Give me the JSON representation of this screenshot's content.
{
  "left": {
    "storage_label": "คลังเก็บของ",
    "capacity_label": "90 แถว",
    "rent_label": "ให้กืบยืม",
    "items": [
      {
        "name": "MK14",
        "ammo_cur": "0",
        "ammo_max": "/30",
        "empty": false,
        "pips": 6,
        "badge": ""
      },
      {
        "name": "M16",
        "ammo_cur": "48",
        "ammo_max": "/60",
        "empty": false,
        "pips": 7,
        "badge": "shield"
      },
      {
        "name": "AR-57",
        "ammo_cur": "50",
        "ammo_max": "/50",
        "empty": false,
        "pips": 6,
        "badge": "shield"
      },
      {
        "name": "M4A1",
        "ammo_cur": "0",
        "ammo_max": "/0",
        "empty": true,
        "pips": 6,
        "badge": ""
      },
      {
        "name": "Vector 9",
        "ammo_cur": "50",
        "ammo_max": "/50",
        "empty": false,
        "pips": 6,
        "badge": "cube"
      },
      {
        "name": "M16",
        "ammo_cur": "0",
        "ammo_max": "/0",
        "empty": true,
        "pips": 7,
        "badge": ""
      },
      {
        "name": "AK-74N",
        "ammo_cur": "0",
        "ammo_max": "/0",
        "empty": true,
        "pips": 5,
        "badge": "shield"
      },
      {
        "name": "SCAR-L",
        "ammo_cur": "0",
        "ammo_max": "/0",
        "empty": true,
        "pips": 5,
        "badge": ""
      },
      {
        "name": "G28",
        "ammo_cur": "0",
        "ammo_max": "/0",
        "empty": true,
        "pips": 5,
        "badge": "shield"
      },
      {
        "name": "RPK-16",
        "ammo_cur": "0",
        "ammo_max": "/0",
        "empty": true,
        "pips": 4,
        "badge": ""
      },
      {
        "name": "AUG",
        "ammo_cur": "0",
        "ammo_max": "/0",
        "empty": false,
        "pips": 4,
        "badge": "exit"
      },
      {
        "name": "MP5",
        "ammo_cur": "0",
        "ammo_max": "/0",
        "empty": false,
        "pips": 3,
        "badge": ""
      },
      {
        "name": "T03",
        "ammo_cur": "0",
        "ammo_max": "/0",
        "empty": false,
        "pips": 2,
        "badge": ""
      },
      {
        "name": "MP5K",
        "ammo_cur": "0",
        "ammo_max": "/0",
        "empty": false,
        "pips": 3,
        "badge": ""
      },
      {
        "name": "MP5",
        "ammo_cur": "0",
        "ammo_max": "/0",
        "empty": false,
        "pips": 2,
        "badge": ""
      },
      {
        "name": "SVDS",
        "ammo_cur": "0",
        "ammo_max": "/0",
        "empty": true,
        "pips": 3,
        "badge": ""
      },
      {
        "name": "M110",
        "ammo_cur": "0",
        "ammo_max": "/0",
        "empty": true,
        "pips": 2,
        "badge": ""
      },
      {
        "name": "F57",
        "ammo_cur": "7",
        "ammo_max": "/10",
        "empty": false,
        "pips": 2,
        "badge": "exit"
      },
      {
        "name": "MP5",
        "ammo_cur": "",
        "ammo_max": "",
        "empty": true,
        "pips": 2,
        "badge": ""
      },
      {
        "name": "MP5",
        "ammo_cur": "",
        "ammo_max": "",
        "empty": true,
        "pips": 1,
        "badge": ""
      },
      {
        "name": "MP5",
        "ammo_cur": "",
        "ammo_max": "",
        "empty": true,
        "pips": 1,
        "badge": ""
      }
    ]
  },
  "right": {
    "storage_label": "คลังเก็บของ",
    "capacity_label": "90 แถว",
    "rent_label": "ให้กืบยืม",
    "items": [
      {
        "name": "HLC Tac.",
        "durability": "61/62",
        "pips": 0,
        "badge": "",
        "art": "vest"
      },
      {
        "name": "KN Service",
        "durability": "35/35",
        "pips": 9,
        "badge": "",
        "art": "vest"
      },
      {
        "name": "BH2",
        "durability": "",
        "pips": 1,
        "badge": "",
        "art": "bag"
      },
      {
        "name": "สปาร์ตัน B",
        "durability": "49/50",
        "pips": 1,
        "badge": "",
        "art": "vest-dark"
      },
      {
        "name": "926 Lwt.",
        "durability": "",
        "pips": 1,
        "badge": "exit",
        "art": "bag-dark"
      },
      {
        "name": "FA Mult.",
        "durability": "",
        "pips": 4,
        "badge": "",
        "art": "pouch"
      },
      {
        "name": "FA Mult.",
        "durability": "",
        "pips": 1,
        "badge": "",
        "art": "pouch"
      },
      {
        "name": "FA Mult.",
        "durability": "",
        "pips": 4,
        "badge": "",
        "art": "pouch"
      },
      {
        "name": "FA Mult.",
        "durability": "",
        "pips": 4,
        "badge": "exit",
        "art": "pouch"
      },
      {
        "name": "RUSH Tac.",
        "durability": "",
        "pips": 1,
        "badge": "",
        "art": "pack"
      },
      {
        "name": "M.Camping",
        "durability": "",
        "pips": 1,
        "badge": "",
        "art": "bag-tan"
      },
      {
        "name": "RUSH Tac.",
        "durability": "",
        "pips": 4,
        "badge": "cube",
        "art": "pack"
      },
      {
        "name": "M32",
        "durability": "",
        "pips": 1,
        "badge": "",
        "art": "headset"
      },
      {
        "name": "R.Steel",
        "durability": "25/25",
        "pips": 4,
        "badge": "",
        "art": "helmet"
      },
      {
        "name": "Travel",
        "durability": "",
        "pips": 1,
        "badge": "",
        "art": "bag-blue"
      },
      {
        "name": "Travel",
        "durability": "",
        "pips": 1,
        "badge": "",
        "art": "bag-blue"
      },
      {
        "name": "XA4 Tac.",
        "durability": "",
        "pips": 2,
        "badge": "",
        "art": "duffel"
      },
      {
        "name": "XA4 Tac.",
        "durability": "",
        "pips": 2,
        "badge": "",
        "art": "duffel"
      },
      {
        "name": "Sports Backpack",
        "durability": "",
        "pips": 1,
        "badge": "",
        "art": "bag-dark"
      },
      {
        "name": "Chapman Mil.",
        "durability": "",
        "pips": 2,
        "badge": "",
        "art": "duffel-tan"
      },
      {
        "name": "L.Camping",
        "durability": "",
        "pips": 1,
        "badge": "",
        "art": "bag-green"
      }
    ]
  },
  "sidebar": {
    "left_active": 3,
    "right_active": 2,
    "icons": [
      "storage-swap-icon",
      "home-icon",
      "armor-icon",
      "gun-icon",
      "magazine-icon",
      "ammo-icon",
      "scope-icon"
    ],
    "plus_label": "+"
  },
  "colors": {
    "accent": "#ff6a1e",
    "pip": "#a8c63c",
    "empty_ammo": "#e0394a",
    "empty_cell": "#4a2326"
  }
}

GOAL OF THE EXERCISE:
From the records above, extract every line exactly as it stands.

PROBLEM SOLUTION:
Give me the JSON representation of this screenshot's content.
{
  "left": {
    "storage_label": "คลังเก็บของ",
    "capacity_label": "90 แถว",
    "rent_label": "ให้กืบยืม",
    "items": [
      {
        "name": "MK14",
        "ammo_cur": "0",
        "ammo_max": "/30",
        "empty": false,
        "pips": 6,
        "badge": ""
      },
      {
        "name": "M16",
        "ammo_cur": "48",
        "ammo_max": "/60",
        "empty": false,
        "pips": 7,
        "badge": "shield"
      },
      {
        "name": "AR-57",
        "ammo_cur": "50",
        "ammo_max": "/50",
        "empty": false,
        "pips": 6,
        "badge": "shield"
      },
      {
        "name": "M4A1",
        "ammo_cur": "0",
        "ammo_max": "/0",
        "empty": true,
        "pips": 6,
        "badge": ""
      },
      {
        "name": "Vector 9",
        "ammo_cur": "50",
        "ammo_max": "/50",
        "empty": false,
        "pips": 6,
        "badge": "cube"
      },
      {
        "name": "M16",
        "ammo_cur": "0",
        "ammo_max": "/0",
        "empty": true,
        "pips": 7,
        "badge": ""
      },
      {
        "name": "AK-74N",
        "ammo_cur": "0",
        "ammo_max": "/0",
        "empty": true,
        "pips": 5,
        "badge": "shield"
      },
      {
        "name": "SCAR-L",
        "ammo_cur": "0",
        "ammo_max": "/0",
        "empty": true,
        "pips": 5,
        "badge": ""
      },
      {
        "name": "G28",
        "ammo_cur": "0",
        "ammo_max": "/0",
        "empty": true,
        "pips": 5,
        "badge": "shield"
      },
      {
        "name": "RPK-16",
        "ammo_cur": "0",
        "ammo_max": "/0",
        "empty": true,
        "pips": 4,
        "badge": ""
      },
      {
        "name": "AUG",
        "ammo_cur": "0",
        "ammo_max": "/0",
        "empty": false,
        "pips": 4,
        "badge": "exit"
      },
      {
        "name": "MP5",
        "ammo_cur": "0",
        "ammo_max": "/0",
        "empty": false,
        "pips": 3,
        "badge": ""
      },
      {
        "name": "T03",
        "ammo_cur": "0",
        "ammo_max": "/0",
        "empty": false,
        "pips": 2,
        "badge": ""
      },
      {
        "name": "MP5K",
        "ammo_cur": "0",
        "ammo_max": "/0",
        "empty": false,
        "pips": 3,
        "badge": ""
      },
      {
        "name": "MP5",
        "ammo_cur": "0",
        "ammo_max": "/0",
        "empty": false,
        "pips": 2,
        "badge": ""
      },
      {
        "name": "SVDS",
        "ammo_cur": "0",
        "ammo_max": "/0",
        "empty": true,
        "pips": 3,
        "badge": ""
      },
      {
        "name": "M110",
        "ammo_cur": "0",
        "ammo_max": "/0",
        "empty": true,
        "pips": 2,
        "badge": ""
      },
      {
        "name": "F57",
        "ammo_cur": "7",
        "ammo_max": "/10",
        "empty": false,
        "pips": 2,
        "badge": "exit"
      },
      {
        "name": "MP5",
        "ammo_cur": "",
        "ammo_max": "",
        "empty": true,
        "pips": 2,
        "badge": ""
      },
      {
        "name": "MP5",
        "ammo_cur": "",
        "ammo_max": "",
        "empty": true,
        "pips": 1,
        "badge": ""
      },
      {
        "name": "MP5",
        "ammo_cur": "",
        "ammo_max": "",
        "empty": true,
        "pips": 1,
        "badge": ""
      }
    ]
  },
  "right": {
    "storage_label": "คลังเก็บของ",
    "capacity_label": "90 แถว",
    "rent_label": "ให้กืบยืม",
    "items": [
      {
        "name": "HLC Tac.",
        "durability": "61/62",
        "pips": 0,
        "badge": "",
        "art": "vest"
      },
      {
        "name": "KN Service",
        "durability": "35/35",
        "pips": 9,
        "badge": "",
        "art": "vest"
      },
      {
        "name": "BH2",
        "durability": "",
        "pips": 1,
        "badge": "",
        "art": "bag"
      },
      {
        "name": "สปาร์ตัน B",
        "durability": "49/50",
        "pips": 1,
        "badge": "",
        "art": "vest-dark"
      },
      {
        "name": "926 Lwt.",
        "durability": "",
        "pips": 1,
        "badge": "exit",
        "art": "bag-dark"
      },
      {
        "name": "FA Mult.",
        "durability": "",
        "pips": 4,
        "badge": "",
        "art": "pouch"
      },
      {
        "name": "FA Mult.",
        "durability": "",
        "pips": 1,
        "badge": "",
        "art": "pouch"
      },
      {
        "name": "FA Mult.",
        "durability": "",
        "pips": 4,
        "badge": "",
        "art": "pouch"
      },
      {
        "name": "FA Mult.",
        "durability": "",
        "pips": 4,
        "badge": "exit",
        "art": "pouch"
      },
      {
        "name": "RUSH Tac.",
        "durability": "",
        "pips": 1,
        "badge": "",
        "art": "pack"
      },
      {
        "name": "M.Camping",
        "durability": "",
        "pips": 1,
        "badge": "",
        "art": "bag-tan"
      },
      {
        "name": "RUSH Tac.",
        "durability": "",
        "pips": 4,
        "badge": "cube",
        "art": "pack"
      },
      {
        "name": "M32",
        "durability": "",
        "pips": 1,
        "badge": "",
        "art": "headset"
      },
      {
        "name": "R.Steel",
        "durability": "25/25",
        "pips": 4,
        "badge": "",
        "art": "helmet"
      },
      {
        "name": "Travel",
        "durability": "",
        "pips": 1,
        "badge": "",
        "art": "bag-blue"
      },
      {
        "name": "Travel",
        "durability": "",
        "pips": 1,
        "badge": "",
        "art": "bag-blue"
      },
      {
        "name": "XA4 Tac.",
        "durability": "",
        "pips": 2,
        "badge": "",
        "art": "duffel"
      },
      {
        "name": "XA4 Tac.",
        "durability": "",
        "pips": 2,
        "badge": "",
        "art": "duffel"
      },
      {
        "name": "Sports Backpack",
        "durability": "",
        "pips": 1,
        "badge": "",
        "art": "bag-dark"
      },
      {
        "name": "Chapman Mil.",
        "durability": "",
        "pips": 2,
        "badge": "",
        "art": "duffel-tan"
      },
      {
        "name": "L.Camping",
        "durability": "",
        "pips": 1,
        "badge": "",
        "art": "bag-green"
      }
    ]
  },
  "sidebar": {
    "left_active": 3,
    "right_active": 2,
    "icons": [
      "storage-swap-icon",
      "home-icon",
      "armor-icon",
      "gun-icon",
      "magazine-icon",
      "ammo-icon",
      "scope-icon"
    ],
    "plus_label": "+"
  },
  "colors": {
    "accent": "#ff6a1e",
    "pip": "#a8c63c",
    "empty_ammo": "#e0394a",
    "empty_cell": "#4a2326"
  }
}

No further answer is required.